- Work order: What is the number of lines in the data that contain "Settings"? Nothing besides that number, please.

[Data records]
[Start of section]

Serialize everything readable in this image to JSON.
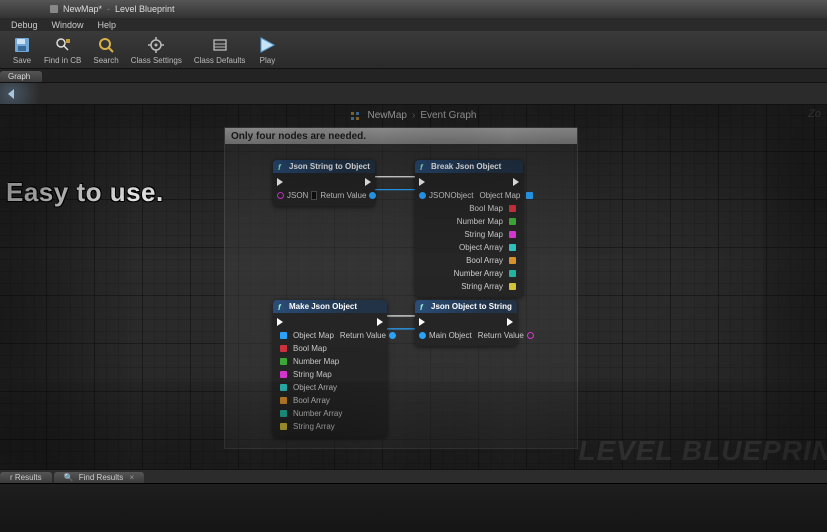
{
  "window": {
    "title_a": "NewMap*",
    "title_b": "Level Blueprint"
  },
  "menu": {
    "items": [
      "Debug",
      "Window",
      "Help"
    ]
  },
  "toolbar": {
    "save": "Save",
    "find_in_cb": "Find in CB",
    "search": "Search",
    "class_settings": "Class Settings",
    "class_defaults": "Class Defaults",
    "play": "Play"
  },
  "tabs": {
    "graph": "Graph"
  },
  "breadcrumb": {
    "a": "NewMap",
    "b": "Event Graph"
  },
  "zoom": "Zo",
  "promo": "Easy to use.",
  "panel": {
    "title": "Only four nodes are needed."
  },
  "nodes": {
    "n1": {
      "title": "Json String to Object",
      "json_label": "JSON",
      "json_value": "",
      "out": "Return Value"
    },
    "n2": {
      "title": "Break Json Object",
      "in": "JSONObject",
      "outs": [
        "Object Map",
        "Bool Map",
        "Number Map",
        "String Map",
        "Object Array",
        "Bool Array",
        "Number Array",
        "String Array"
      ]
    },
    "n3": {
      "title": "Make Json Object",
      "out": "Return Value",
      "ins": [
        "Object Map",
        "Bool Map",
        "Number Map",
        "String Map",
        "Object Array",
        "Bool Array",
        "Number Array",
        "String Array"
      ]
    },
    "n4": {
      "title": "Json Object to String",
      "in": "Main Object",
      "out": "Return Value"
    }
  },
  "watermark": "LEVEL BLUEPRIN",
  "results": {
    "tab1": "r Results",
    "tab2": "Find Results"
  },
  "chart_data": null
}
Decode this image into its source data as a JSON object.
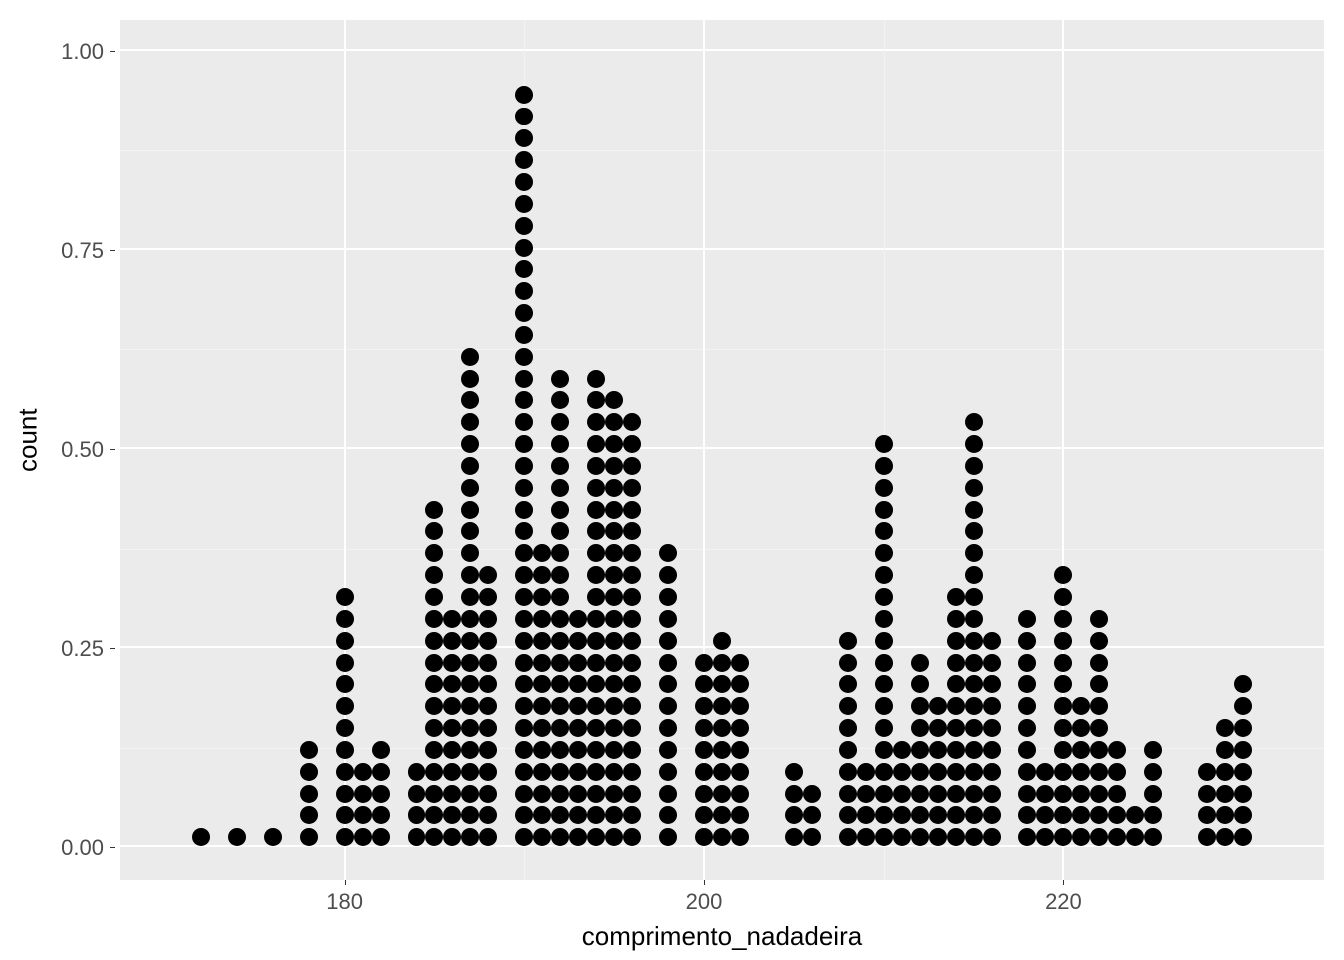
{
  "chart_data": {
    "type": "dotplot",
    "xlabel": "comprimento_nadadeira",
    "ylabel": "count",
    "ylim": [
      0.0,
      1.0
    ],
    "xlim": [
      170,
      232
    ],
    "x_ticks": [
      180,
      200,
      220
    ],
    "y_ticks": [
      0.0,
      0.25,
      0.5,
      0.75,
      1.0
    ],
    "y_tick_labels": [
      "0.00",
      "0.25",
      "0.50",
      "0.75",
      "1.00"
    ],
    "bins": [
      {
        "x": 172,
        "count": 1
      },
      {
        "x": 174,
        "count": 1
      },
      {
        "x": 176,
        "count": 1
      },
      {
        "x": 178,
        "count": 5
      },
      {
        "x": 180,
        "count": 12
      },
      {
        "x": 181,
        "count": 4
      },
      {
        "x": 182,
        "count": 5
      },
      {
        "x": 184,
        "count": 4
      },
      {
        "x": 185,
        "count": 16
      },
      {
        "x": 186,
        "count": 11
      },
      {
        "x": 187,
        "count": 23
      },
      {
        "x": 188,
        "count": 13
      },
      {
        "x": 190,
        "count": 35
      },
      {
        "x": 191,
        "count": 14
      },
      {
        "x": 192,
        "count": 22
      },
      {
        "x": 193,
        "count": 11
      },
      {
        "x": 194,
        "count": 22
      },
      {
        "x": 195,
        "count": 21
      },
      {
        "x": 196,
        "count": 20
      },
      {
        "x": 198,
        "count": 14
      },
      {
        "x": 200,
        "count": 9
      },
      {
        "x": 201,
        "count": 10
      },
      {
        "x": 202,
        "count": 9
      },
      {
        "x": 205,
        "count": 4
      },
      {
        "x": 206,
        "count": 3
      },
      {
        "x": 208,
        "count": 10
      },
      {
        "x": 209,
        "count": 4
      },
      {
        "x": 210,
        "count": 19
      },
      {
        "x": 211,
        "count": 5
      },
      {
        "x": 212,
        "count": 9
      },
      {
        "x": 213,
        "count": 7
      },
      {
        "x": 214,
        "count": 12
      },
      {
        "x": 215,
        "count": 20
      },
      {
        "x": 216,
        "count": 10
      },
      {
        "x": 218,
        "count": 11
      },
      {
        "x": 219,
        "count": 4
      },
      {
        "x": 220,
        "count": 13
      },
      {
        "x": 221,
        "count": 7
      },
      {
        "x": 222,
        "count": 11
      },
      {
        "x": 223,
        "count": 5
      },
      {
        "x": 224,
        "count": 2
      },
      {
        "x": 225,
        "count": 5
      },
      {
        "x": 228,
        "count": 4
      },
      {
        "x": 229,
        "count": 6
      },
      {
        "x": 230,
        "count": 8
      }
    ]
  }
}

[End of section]
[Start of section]

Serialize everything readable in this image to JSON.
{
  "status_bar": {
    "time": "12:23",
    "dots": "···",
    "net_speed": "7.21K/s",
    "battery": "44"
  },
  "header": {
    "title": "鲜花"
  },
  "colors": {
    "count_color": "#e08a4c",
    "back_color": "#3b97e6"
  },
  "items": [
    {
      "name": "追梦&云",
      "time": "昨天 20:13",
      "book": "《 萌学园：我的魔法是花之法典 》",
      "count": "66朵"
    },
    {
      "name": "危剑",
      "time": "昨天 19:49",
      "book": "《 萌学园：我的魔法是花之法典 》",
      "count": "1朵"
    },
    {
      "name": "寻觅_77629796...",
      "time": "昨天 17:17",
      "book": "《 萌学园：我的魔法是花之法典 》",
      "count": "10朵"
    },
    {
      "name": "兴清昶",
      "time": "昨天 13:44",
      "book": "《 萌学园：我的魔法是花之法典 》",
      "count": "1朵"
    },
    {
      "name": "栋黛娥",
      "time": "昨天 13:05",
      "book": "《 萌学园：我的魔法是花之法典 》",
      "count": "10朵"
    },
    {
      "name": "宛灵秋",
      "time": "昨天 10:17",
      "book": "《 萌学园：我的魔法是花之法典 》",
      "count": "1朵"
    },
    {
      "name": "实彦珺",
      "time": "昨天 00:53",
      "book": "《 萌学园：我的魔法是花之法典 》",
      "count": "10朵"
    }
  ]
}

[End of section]
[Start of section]

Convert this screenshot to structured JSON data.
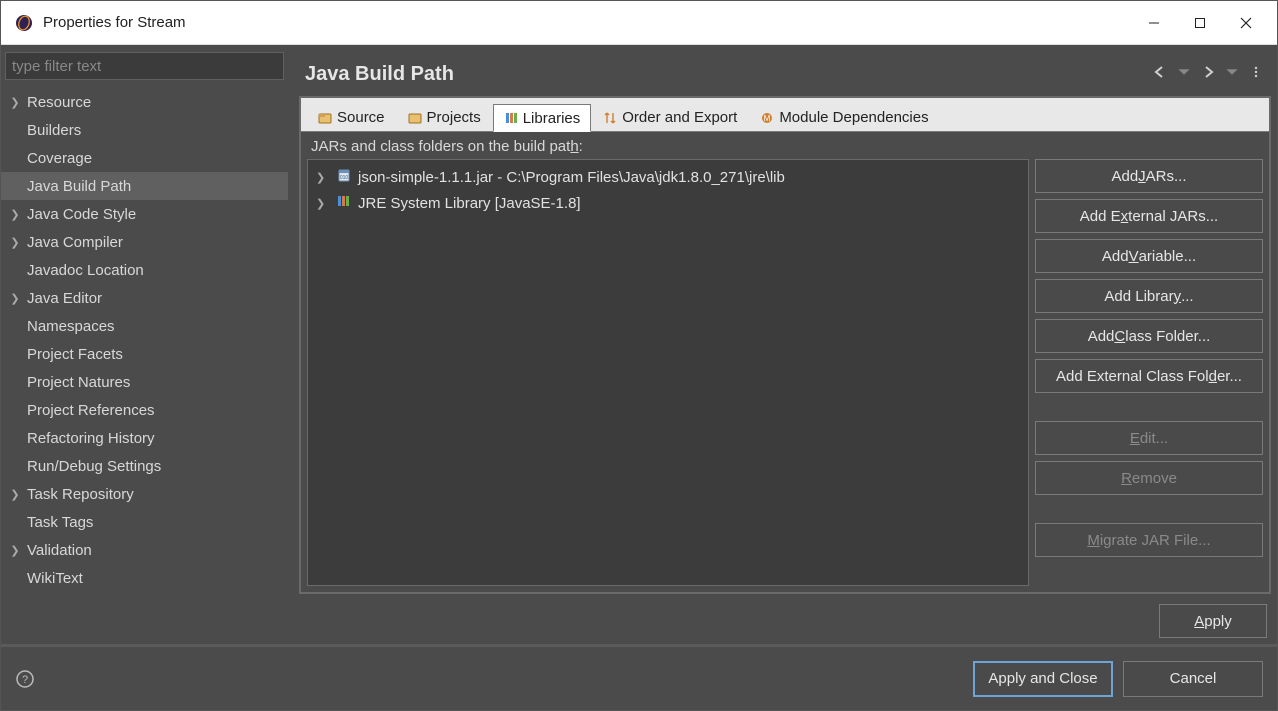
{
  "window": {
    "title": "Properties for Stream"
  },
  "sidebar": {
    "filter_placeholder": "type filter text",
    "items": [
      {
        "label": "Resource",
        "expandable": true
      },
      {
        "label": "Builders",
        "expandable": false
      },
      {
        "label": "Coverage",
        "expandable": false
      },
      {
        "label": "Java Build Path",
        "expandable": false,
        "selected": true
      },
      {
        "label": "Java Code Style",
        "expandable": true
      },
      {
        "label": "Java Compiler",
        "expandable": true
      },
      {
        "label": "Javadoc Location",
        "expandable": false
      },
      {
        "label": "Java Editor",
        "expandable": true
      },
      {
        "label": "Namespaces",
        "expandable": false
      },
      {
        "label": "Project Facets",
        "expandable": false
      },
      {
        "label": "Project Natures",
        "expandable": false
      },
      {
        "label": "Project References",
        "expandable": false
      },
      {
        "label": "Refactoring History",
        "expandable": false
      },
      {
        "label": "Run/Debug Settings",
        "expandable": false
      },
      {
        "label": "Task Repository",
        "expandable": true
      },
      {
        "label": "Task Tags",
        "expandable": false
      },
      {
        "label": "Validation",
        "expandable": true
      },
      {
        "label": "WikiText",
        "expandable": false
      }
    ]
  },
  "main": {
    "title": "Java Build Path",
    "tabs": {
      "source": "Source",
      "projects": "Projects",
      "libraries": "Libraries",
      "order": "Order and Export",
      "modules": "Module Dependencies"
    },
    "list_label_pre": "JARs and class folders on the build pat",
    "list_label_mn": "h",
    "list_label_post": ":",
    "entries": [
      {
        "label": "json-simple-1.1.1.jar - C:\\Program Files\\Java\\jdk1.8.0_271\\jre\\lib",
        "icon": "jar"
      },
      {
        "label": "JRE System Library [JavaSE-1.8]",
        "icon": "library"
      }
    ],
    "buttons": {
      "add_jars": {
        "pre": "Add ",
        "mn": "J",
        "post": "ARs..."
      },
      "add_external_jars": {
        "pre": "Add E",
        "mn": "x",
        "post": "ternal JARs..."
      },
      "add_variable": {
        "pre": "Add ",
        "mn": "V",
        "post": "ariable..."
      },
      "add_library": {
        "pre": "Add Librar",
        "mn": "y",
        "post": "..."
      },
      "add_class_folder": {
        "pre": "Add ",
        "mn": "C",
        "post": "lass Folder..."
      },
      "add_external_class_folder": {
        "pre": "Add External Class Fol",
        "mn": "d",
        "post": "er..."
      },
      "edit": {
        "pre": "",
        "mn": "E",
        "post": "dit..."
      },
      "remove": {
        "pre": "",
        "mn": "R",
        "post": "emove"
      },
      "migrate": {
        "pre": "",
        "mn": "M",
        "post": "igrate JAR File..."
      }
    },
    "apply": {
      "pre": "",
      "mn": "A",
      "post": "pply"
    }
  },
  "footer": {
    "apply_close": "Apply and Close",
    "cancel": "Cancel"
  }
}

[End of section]

- Reply: 2